The occupation itself is planned to begin on October 15, at a location to be determined. I am continuing to participate in this group, and will update as soon as I know more.Meanwhile, visit Occupy Eugene's website!


  1. Awesome. I think it's wise that you guys are doing some prep time before beginning the actual occupation.

    As a resource on organization, strategy, and tactics: I fervently recommend this:

    It's by the people who organized the Serb revolution against Slobodan Milosevic. It is relentlessly pragmatic and useful; my only quibble is that it uses Western business jargon too much, but that doesn't change it's usefulness.

    For a thorough list of resources for planning and organizing, see the International Center on NonViolent Conflict:

    Go with the gods. guys.

  2. Thanks for the well wishes and the resources, Ed! What's going on with Occupy Albuquerque?

  3. I just typed about 1500 words and then accidentally hit some keyboard combination or other that froze everything and wouldn't go away. So... a shorter version of the lost discourse follows.

    It's going well. The protesters have occupied a space at UNM and are discussing and planning in the same sort of bottom-up, organic, consensus, leaderless method you described. The occupation has established a good relationship with the university president's office and campus police, which helped overcome an early mini-crisis, in which it looked like the occupation might be ordered to disperse. There is still some possibility that UNM might prohibit a 24/7 occupation and require that everyone vacate the space overnight. Negotiations continue.

    Related point: I gather that the NYC protesters have been trying to build bridges with NYPD, despite the clashes that have occurred. The Tahrir Square movement in Egypt did this with the Egyptian army and security forces very successfully -- the protesters relentlessly emphasized that the military and police came from the same population as the protesters, facing the same fears, uncertainties, and hardships in everyday life. When the order came down from Mubarak to butcher the protesters, their earlier communication with the troops and police paid off -- because the massacre never happened.

    I wouldn't expect mass shootings in the U.S., but it would probably be a good idea for the occupations in various U.S. cities to start meeting, face-to-face, with the command staff of their local police departments, while also chatting up the rank-and-file cops who will be stationed nearby on the streets. Even if the cops don't give protesters everything they want, meeting with them in a face-to-face, human way can't hurt.

    Right now the big problem in Abq is infrastructure to support a permanent outdoor presence. It got really fucking cold here last night. And windy. This is something that protests in the temperate Middle East and warm European summer didn't have to deal with, but the U.S. occupations are going to have to face. Occupy Abq is talking about setting up some sort of shelter(s) that goes beyond just tents. They're collecting donations of blankets, sleeping bags, flashlights, food, water, clothing, and so on. A nearby used bookstore is offering bathrooms and electricity (for phones and computers, I suppose).

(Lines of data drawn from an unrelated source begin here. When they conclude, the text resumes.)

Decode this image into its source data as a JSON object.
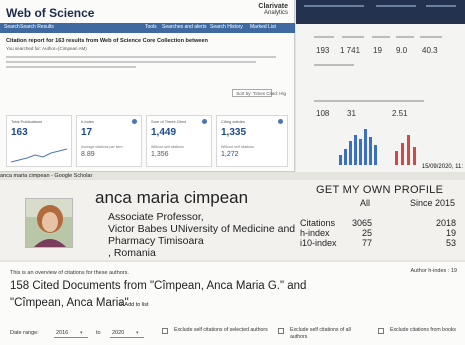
{
  "wos": {
    "logo": "Web of Science",
    "clarivate_name": "Clarivate",
    "clarivate_sub": "Analytics",
    "nav": [
      "Search",
      "Search Results",
      "Tools",
      "Searches and alerts",
      "Search History",
      "Marked List"
    ],
    "report_title": "Citation report for 163 results from Web of Science Core Collection between",
    "report_sub": "You searched for: Author=(Cimpean AM)",
    "sort_label": "Sort by:",
    "sort_value": "Times Cited: Hig",
    "boxes": [
      {
        "label": "Total Publications",
        "value": "163",
        "sub": "",
        "mid": ""
      },
      {
        "label": "h-index",
        "value": "17",
        "sub": "Average citations per item",
        "mid": "8.89"
      },
      {
        "label": "Sum of Times Cited",
        "value": "1,449",
        "sub": "Without self citations",
        "mid": "1,356"
      },
      {
        "label": "Citing articles",
        "value": "1,335",
        "sub": "Without self citations",
        "mid": "1,272"
      }
    ]
  },
  "right_panel": {
    "nums": [
      "193",
      "1 741",
      "19",
      "9.0",
      "40.3"
    ],
    "nums2": [
      "108",
      "31",
      "2.51"
    ],
    "timestamp": "15/09/2020, 11:"
  },
  "scholar": {
    "page_label": "anca maria cimpean - Google Scholar",
    "name": "anca maria cimpean",
    "lines": [
      "Associate Professor,",
      "Victor Babes UNiversity of Medicine and",
      "Pharmacy Timisoara",
      ", Romania"
    ],
    "profile_heading": "GET MY OWN PROFILE",
    "col_all": "All",
    "col_since": "Since 2015",
    "rows": [
      {
        "label": "Citations",
        "all": "3065",
        "since": "2018"
      },
      {
        "label": "h-index",
        "all": "25",
        "since": "19"
      },
      {
        "label": "i10-index",
        "all": "77",
        "since": "53"
      }
    ]
  },
  "report": {
    "overview": "This is an overview of citations for these authors.",
    "hindex": "Author h-index : 19",
    "cited_line1": "158 Cited Documents from  \"Cîmpean, Anca Maria G.\" and",
    "cited_line2": "\"Cîmpean, Anca Maria\"",
    "add_to_list": "+ Add to list",
    "date_range_label": "Date range:",
    "from_year": "2016",
    "to_label": "to",
    "to_year": "2020",
    "checkboxes": [
      "Exclude self citations of selected authors",
      "Exclude self citations of all authors",
      "Exclude citations from books"
    ]
  }
}
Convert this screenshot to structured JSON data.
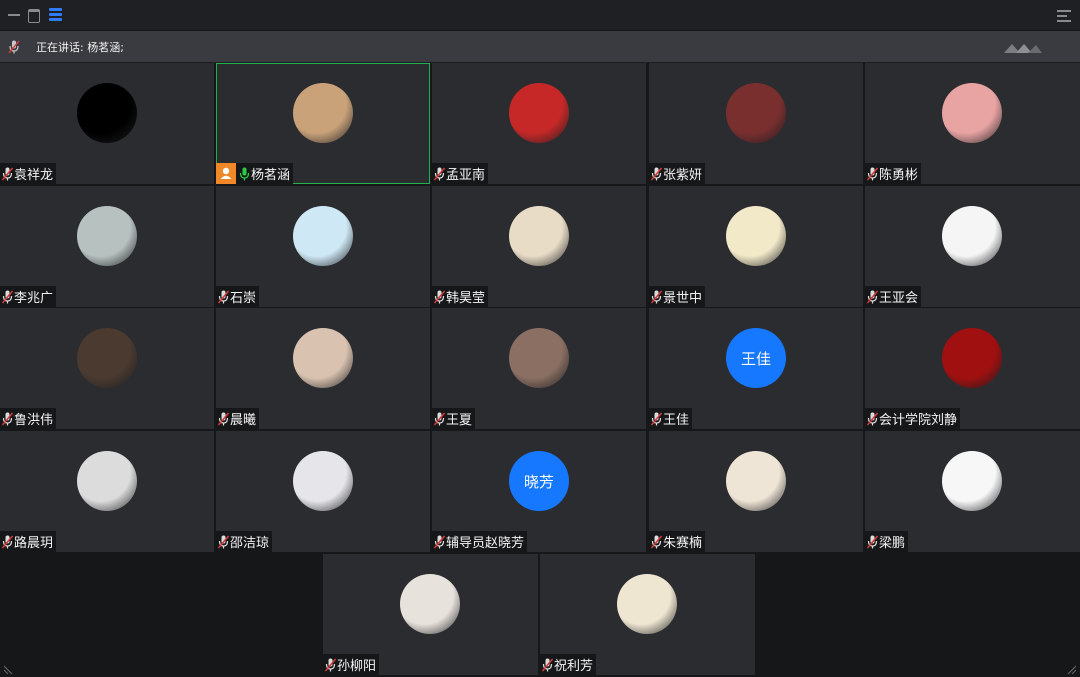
{
  "window": {
    "speaking_label": "正在讲话: 杨茗涵;"
  },
  "colors": {
    "accent_blue": "#1677ff",
    "active_border": "#22b14c",
    "host_badge": "#f0882a"
  },
  "participants": [
    {
      "name": "袁祥龙",
      "avatar": {
        "kind": "image",
        "color": "#000000"
      }
    },
    {
      "name": "杨茗涵",
      "host": true,
      "speaking": true,
      "avatar": {
        "kind": "image",
        "color": "#c9a27a"
      }
    },
    {
      "name": "孟亚南",
      "avatar": {
        "kind": "image",
        "color": "#c62828"
      }
    },
    {
      "name": "张紫妍",
      "avatar": {
        "kind": "image",
        "color": "#7a2f2f"
      }
    },
    {
      "name": "陈勇彬",
      "avatar": {
        "kind": "image",
        "color": "#e8a3a3"
      }
    },
    {
      "name": "李兆广",
      "avatar": {
        "kind": "image",
        "color": "#b7c1bf"
      }
    },
    {
      "name": "石崇",
      "avatar": {
        "kind": "image",
        "color": "#cfe8f5"
      }
    },
    {
      "name": "韩昊莹",
      "avatar": {
        "kind": "image",
        "color": "#e8dcc6"
      }
    },
    {
      "name": "景世中",
      "avatar": {
        "kind": "image",
        "color": "#f2e9c9"
      }
    },
    {
      "name": "王亚会",
      "avatar": {
        "kind": "image",
        "color": "#f5f5f5"
      }
    },
    {
      "name": "鲁洪伟",
      "avatar": {
        "kind": "image",
        "color": "#4a3a30"
      }
    },
    {
      "name": "晨曦",
      "avatar": {
        "kind": "image",
        "color": "#d9c2b0"
      }
    },
    {
      "name": "王夏",
      "avatar": {
        "kind": "image",
        "color": "#8a6f62"
      }
    },
    {
      "name": "王佳",
      "avatar": {
        "kind": "text",
        "text": "王佳",
        "color": "#1677ff"
      }
    },
    {
      "name": "会计学院刘静",
      "avatar": {
        "kind": "image",
        "color": "#a01010"
      }
    },
    {
      "name": "路晨玥",
      "avatar": {
        "kind": "image",
        "color": "#dcdcdc"
      }
    },
    {
      "name": "邵洁琼",
      "avatar": {
        "kind": "image",
        "color": "#e6e6ea"
      }
    },
    {
      "name": "辅导员赵晓芳",
      "avatar": {
        "kind": "text",
        "text": "晓芳",
        "color": "#1677ff"
      }
    },
    {
      "name": "朱赛楠",
      "avatar": {
        "kind": "image",
        "color": "#efe5d6"
      }
    },
    {
      "name": "梁鹏",
      "avatar": {
        "kind": "image",
        "color": "#f7f7f7"
      }
    },
    {
      "name": "孙柳阳",
      "avatar": {
        "kind": "image",
        "color": "#e8e2dc"
      }
    },
    {
      "name": "祝利芳",
      "avatar": {
        "kind": "image",
        "color": "#efe6d2"
      }
    }
  ]
}
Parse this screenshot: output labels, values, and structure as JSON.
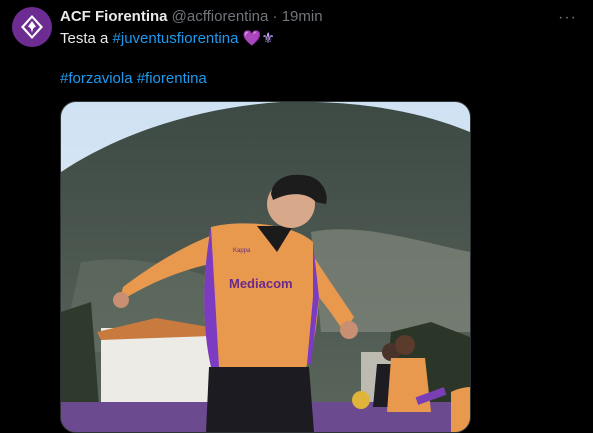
{
  "tweet": {
    "author_name": "ACF Fiorentina",
    "handle": "@acffiorentina",
    "separator": "·",
    "time": "19min",
    "more_glyph": "···",
    "text_prefix": "Testa a ",
    "hashtag1": "#juventusfiorentina",
    "heart_emoji": "💜",
    "fleur_emoji": "⚜",
    "hashtag2": "#forzaviola",
    "hashtag3": "#fiorentina"
  },
  "photo": {
    "shirt_sponsor": "Mediacom",
    "shirt_brand": "Kappa"
  },
  "colors": {
    "link": "#1d9bf0",
    "secondary_text": "#71767b",
    "brand_violet": "#6c2c91",
    "kit_orange": "#e8994e"
  }
}
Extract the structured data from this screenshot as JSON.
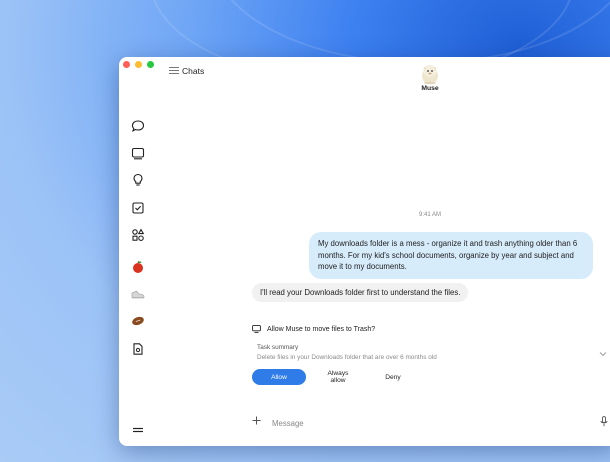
{
  "window": {
    "traffic_colors": [
      "#ff5f57",
      "#febc2e",
      "#28c840"
    ]
  },
  "header": {
    "menu_icon": "hamburger-menu-icon",
    "chats_title": "Chats",
    "assistant_name": "Muse"
  },
  "sidebar": {
    "icons": [
      "chat-bubble-icon",
      "browser-window-icon",
      "lightbulb-icon",
      "checkbox-icon",
      "apps-grid-icon",
      "apple-emoji-icon",
      "sneaker-emoji-icon",
      "football-emoji-icon",
      "document-icon",
      "menu-bars-icon"
    ]
  },
  "conversation": {
    "timestamp": "9:41 AM",
    "user_message": "My downloads folder is a mess - organize it and trash anything older than 6 months. For my kid's school documents, organize by year and subject and move it to my documents.",
    "assistant_message": "I'll read your Downloads folder first to understand the files."
  },
  "permission": {
    "icon": "monitor-icon",
    "title": "Allow Muse to move files to Trash?",
    "task_summary_label": "Task summary",
    "task_summary_text": "Delete files in your Downloads folder that are over 6 months old",
    "buttons": {
      "allow": "Allow",
      "always_allow": "Always allow",
      "deny": "Deny"
    }
  },
  "composer": {
    "placeholder": "Message",
    "value": ""
  },
  "colors": {
    "accent": "#2f7be8",
    "user_bubble": "#d7ecfb",
    "assistant_bubble": "#f1f1f1"
  }
}
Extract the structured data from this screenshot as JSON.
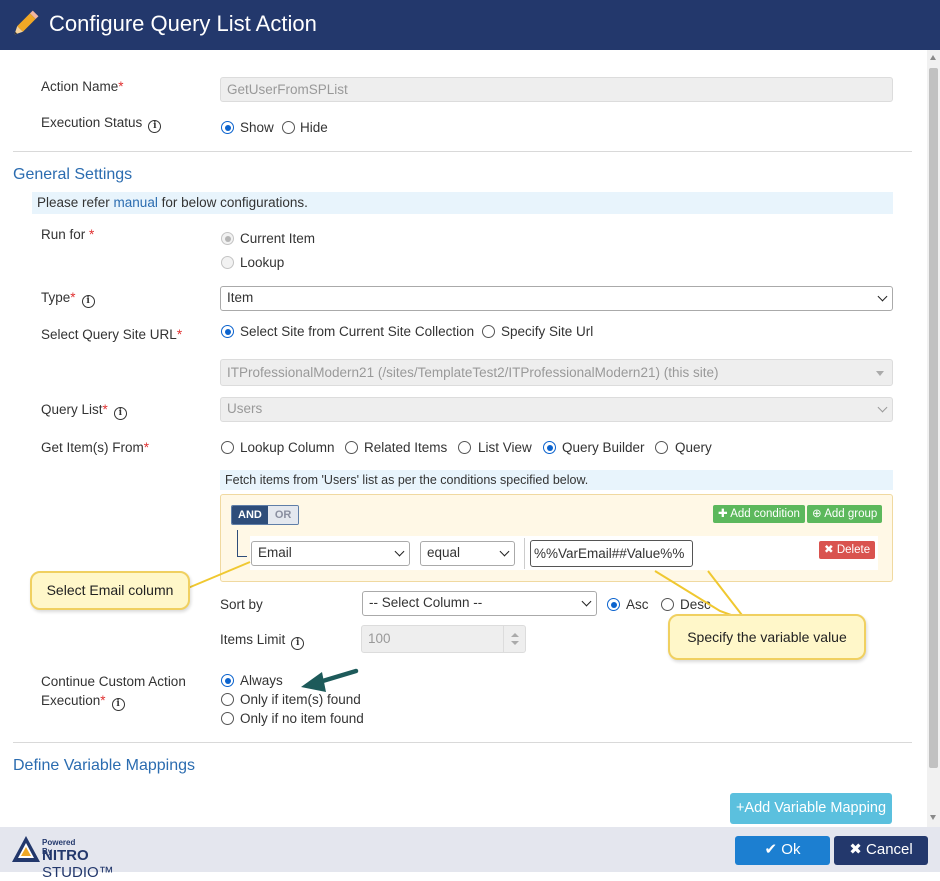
{
  "dialog": {
    "title": "Configure Query List Action"
  },
  "action_name": {
    "label": "Action Name",
    "required_mark": "*",
    "value": "GetUserFromSPList"
  },
  "execution_status": {
    "label": "Execution Status",
    "options": [
      "Show",
      "Hide"
    ],
    "selected": "Show"
  },
  "general_settings": {
    "heading": "General Settings",
    "notice_prefix": "Please refer ",
    "notice_link": "manual",
    "notice_suffix": " for below configurations."
  },
  "run_for": {
    "label": "Run for ",
    "required_mark": "*",
    "options": [
      "Current Item",
      "Lookup"
    ],
    "selected": "Current Item"
  },
  "type": {
    "label": "Type",
    "required_mark": "*",
    "value": "Item"
  },
  "query_site": {
    "label": "Select Query Site URL",
    "required_mark": "*",
    "options": [
      "Select Site from Current Site Collection",
      "Specify Site Url"
    ],
    "selected": "Select Site from Current Site Collection",
    "site_value": "ITProfessionalModern21 (/sites/TemplateTest2/ITProfessionalModern21) (this site)"
  },
  "query_list": {
    "label": "Query List",
    "required_mark": "*",
    "value": "Users"
  },
  "get_items_from": {
    "label": "Get Item(s) From",
    "required_mark": "*",
    "options": [
      "Lookup Column",
      "Related Items",
      "List View",
      "Query Builder",
      "Query"
    ],
    "selected": "Query Builder"
  },
  "query_builder": {
    "hint": "Fetch items from 'Users' list as per the conditions specified below.",
    "and_label": "AND",
    "or_label": "OR",
    "add_condition": "Add condition",
    "add_group": "Add group",
    "rule": {
      "field": "Email",
      "operator": "equal",
      "value": "%%VarEmail##Value%%"
    },
    "delete": "Delete"
  },
  "sort_by": {
    "label": "Sort by",
    "value": "-- Select Column --",
    "options": [
      "Asc",
      "Desc"
    ],
    "selected": "Asc",
    "desc_visible": "Desc"
  },
  "items_limit": {
    "label": "Items Limit",
    "value": "100"
  },
  "continue_execution": {
    "label_line1": "Continue Custom Action",
    "label_line2": "Execution",
    "required_mark": "*",
    "options": [
      "Always",
      "Only if item(s) found",
      "Only if no item found"
    ],
    "selected": "Always"
  },
  "variable_mappings": {
    "heading": "Define Variable Mappings",
    "add_button": "Add Variable Mapping"
  },
  "callouts": {
    "email_column": "Select Email column",
    "variable_value": "Specify the variable value"
  },
  "footer": {
    "powered_by": "Powered By",
    "brand_main": "NITRO",
    "brand_sub": " STUDIO™",
    "ok_button": "Ok",
    "cancel_button": "Cancel"
  },
  "colors": {
    "header": "#23386c",
    "primary": "#1c7fd1",
    "link": "#2b6cb0",
    "success": "#5cb85c",
    "danger": "#d9534f",
    "callout": "#fff7c9"
  }
}
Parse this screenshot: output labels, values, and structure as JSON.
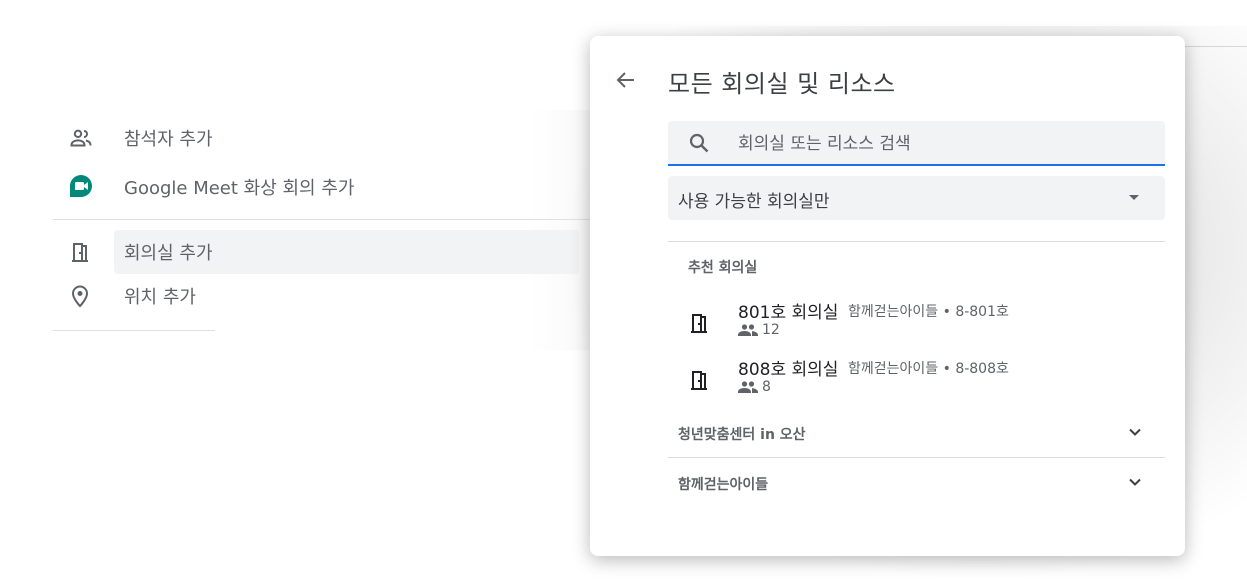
{
  "editor": {
    "add_guests": "참석자 추가",
    "add_meet": "Google Meet 화상 회의 추가",
    "add_room": "회의실 추가",
    "add_location": "위치 추가"
  },
  "dialog": {
    "title": "모든 회의실 및 리소스",
    "search_placeholder": "회의실 또는 리소스 검색",
    "filter_value": "사용 가능한 회의실만",
    "section_title": "추천 회의실",
    "rooms": [
      {
        "name": "801호 회의실",
        "meta": "함께걷는아이들 • 8-801호",
        "capacity": "12"
      },
      {
        "name": "808호 회의실",
        "meta": "함께걷는아이들 • 8-808호",
        "capacity": "8"
      }
    ],
    "groups": [
      {
        "label": "청년맞춤센터 in 오산"
      },
      {
        "label": "함께걷는아이들"
      }
    ]
  },
  "colors": {
    "accent": "#1a73e8",
    "meet_green": "#00897b",
    "field_bg": "#f1f3f4",
    "text_primary": "#202124",
    "text_secondary": "#5f6368"
  }
}
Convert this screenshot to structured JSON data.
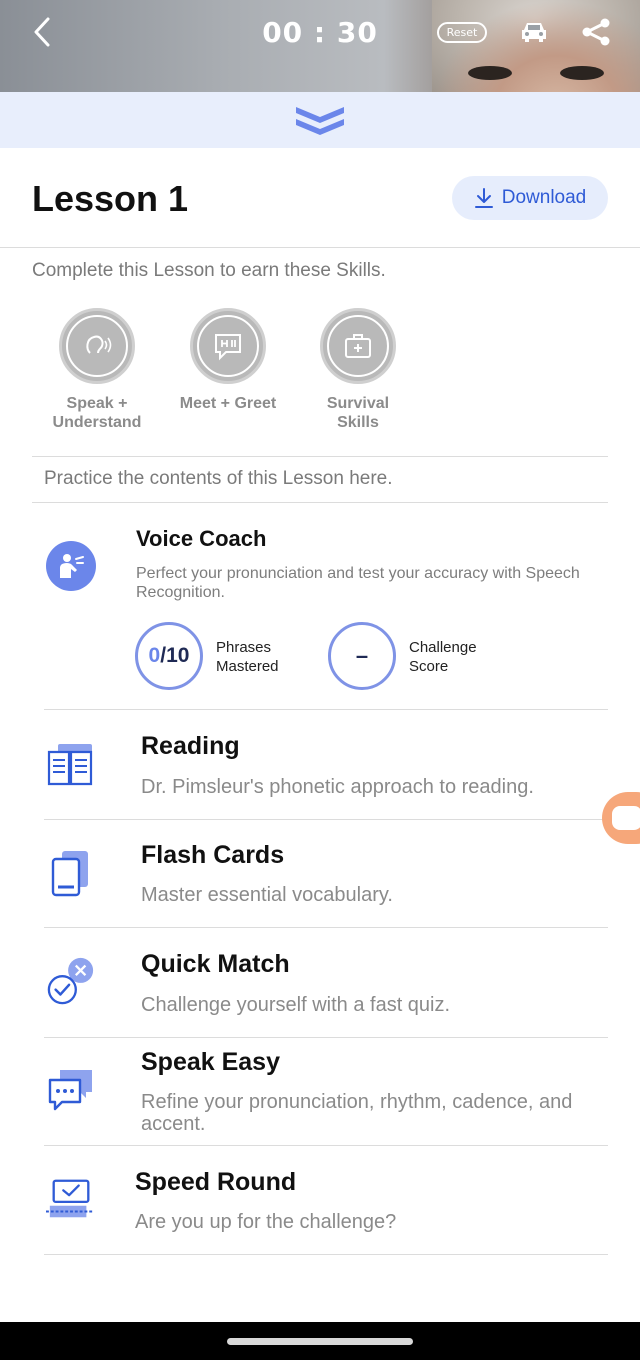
{
  "header": {
    "timer": "00 : 30",
    "reset_label": "Reset",
    "icons": [
      "chevron-left-icon",
      "car-icon",
      "share-icon"
    ]
  },
  "lesson": {
    "title": "Lesson 1",
    "download_label": "Download"
  },
  "skills": {
    "intro": "Complete this Lesson to earn these Skills.",
    "items": [
      {
        "label_line1": "Speak +",
        "label_line2": "Understand",
        "icon": "ear-sound-icon"
      },
      {
        "label_line1": "Meet + Greet",
        "label_line2": "",
        "icon": "speech-bubble-hi-icon"
      },
      {
        "label_line1": "Survival",
        "label_line2": "Skills",
        "icon": "first-aid-kit-icon"
      }
    ]
  },
  "practice": {
    "intro": "Practice the contents of this Lesson here.",
    "voice_coach": {
      "title": "Voice Coach",
      "description": "Perfect your pronunciation and test your accuracy with Speech Recognition.",
      "phrases_done": "0",
      "phrases_total": "/10",
      "phrases_label_1": "Phrases",
      "phrases_label_2": "Mastered",
      "challenge_value": "–",
      "challenge_label_1": "Challenge",
      "challenge_label_2": "Score"
    },
    "items": [
      {
        "title": "Reading",
        "description": "Dr. Pimsleur's phonetic approach to reading.",
        "icon": "book-icon"
      },
      {
        "title": "Flash Cards",
        "description": "Master essential vocabulary.",
        "icon": "flash-cards-icon"
      },
      {
        "title": "Quick Match",
        "description": "Challenge yourself with a fast quiz.",
        "icon": "check-x-icon"
      },
      {
        "title": "Speak Easy",
        "description": "Refine your pronunciation, rhythm, cadence, and accent.",
        "icon": "chat-bubbles-icon"
      },
      {
        "title": "Speed Round",
        "description": "Are you up for the challenge?",
        "icon": "speed-round-icon"
      }
    ]
  },
  "colors": {
    "accent": "#6b86ea",
    "link": "#2f5bd6",
    "collapse_bar": "#e8eefc",
    "side_tab": "#f6a77a"
  }
}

    Decision-making assemblies take place each evening at 6:00. Yesterday it was decided that Saturday's big event will be a "die in" against the war in Afghanistan. I personally don't agree with this decision. I would rather keep the focus on economics and avoid stereotypical "hippie" anti-war imagery that could alienate potential middle/working class support. On the other hand, I might be wrong, because there's obviously a lot of dissatisfaction in the non-academic left about the wars and how they affect ordinary people and their families and friends.

    On a related point, I'd be curious to know what Occupy Abq is doing to get support from local unions and other progressive groups that could offer material support, bodies, and morale-boosting. Not to mention advice from the ACLU on legal aspects of occupying public space.

    I've been following it all by the internet, for the most part, because school takes up so much time. Will try to go to the General Assembly at 6:00 tonight, though. And I have some clothes and such that I can donate.

    So we'll see what happens! Good luck up there